_Records shown_
::::
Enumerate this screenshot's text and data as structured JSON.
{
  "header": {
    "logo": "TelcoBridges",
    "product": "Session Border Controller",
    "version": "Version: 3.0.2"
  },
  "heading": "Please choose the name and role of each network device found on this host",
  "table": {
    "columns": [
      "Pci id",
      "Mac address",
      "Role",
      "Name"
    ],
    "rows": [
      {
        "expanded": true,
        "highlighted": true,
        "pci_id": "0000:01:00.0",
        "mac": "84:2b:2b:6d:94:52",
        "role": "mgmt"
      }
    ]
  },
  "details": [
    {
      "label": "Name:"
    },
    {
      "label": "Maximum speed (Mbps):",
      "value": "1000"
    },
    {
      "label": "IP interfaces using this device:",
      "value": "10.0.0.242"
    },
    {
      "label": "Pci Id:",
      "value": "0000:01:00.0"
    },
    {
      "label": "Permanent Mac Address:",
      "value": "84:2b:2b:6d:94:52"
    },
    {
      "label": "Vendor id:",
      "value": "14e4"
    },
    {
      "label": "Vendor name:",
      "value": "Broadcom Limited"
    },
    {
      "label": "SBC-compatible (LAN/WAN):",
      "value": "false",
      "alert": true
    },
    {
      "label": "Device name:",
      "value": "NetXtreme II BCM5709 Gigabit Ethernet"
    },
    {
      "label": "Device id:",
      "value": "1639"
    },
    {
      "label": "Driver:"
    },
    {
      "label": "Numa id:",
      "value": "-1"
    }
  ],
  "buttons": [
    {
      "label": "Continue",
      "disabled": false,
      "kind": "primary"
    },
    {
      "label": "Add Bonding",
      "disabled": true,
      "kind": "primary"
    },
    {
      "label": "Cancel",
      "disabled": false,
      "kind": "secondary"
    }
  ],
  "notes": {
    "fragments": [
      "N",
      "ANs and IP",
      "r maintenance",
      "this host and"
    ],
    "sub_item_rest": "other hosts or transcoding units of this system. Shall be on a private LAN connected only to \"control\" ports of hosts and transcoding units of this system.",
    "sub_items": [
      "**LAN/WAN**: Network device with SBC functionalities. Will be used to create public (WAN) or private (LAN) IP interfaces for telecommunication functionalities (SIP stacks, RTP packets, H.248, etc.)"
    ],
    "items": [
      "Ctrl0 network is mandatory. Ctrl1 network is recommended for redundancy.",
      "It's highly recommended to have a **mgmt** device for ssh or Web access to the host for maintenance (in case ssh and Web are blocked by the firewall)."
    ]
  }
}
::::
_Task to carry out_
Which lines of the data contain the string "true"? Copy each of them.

_Response area_
        "expanded": true,
        "highlighted": true,
      "alert": true
      "disabled": true,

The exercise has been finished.